Strange Case of Kafka's Papers, Robin Black on Envy, and More

Evan Smith Rakoff

Every day Poets & Writers Magazine scans the headlines—from publishing reports to academic announcements to literary dispatches—for all the news that creative writers need to know. Here are today's stories:

"The bookstore wars are over. Independents are battered, Borders is dead, Barnes & Noble weakened but still standing and Amazon triumphant. Yet still there is no peace; a new war rages for the future of publishing." Writing for the Nation, Steve Wasserman describes the Amazon effect.

The New York Times laments the demise of Brain, Child, an award-winning parenting magazine in existence for thirteen years, which had published writers such as Cheryl Strayed.

Author Robin Black writes with candor about the green-eyed monster. (Beyond the Margins)

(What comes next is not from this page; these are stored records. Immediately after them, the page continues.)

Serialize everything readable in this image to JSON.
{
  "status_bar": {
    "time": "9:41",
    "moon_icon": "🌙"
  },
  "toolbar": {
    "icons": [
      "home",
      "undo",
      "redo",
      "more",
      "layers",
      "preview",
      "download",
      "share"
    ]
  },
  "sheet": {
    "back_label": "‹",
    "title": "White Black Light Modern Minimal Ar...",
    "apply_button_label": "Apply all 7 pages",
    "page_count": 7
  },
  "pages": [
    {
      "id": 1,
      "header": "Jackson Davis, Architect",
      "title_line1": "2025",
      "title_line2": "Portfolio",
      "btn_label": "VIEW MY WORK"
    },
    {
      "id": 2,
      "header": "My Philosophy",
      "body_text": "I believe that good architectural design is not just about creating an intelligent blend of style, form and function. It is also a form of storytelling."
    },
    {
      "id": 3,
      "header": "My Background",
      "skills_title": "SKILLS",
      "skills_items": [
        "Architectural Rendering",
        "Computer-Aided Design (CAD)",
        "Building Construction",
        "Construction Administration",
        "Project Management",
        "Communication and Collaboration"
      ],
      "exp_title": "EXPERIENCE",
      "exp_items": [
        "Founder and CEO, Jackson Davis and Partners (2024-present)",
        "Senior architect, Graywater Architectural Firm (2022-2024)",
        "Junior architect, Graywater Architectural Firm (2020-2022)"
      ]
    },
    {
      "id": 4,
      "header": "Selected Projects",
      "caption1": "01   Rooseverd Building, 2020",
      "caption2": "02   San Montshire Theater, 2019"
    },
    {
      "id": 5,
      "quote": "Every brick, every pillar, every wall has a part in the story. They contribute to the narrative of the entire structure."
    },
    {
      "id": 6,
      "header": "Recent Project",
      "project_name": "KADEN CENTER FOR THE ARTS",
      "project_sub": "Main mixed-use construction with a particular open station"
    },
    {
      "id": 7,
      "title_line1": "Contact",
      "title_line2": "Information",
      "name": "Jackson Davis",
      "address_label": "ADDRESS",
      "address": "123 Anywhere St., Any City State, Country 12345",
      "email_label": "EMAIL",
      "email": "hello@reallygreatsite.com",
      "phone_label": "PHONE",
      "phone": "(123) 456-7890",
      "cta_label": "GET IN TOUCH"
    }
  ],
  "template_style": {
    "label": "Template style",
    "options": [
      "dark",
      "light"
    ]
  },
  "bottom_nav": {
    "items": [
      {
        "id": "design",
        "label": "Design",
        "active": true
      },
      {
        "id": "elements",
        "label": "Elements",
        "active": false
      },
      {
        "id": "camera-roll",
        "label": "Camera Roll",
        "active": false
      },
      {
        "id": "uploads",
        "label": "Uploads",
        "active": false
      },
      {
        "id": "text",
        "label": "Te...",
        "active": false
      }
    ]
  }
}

If you're venturing to BookExpo America (BEA) next week at the Javits Center in New York City, a mobile app is available to help navigate the events. (GalleyCat)

NPR details an unusual legal battle between a self-described "cat lady" and the state of Israel over the papers of Franz Kafka.

Author Lauren Weisberger is penning a sequel to The Devil Wears Prada. Today, Entertainment Weekly reports that in April 2013 Simon & Schuster will publish Revenge Wears Prada: The Devil Returns.

The Twilight fan fiction origins of erotic bestseller Fifty Shades of Grey have been erased. (Los Angeles Times)

Listen to this rare 1959 recording of Flannery O’Connor reading her story, "A Good Man is Hard to Find." (Open Culture)

Melville House rounded up the visual art of many famous writers, including E. E. Cummings, and Jack Kerouac.

Happy birthday, Walt Whitman!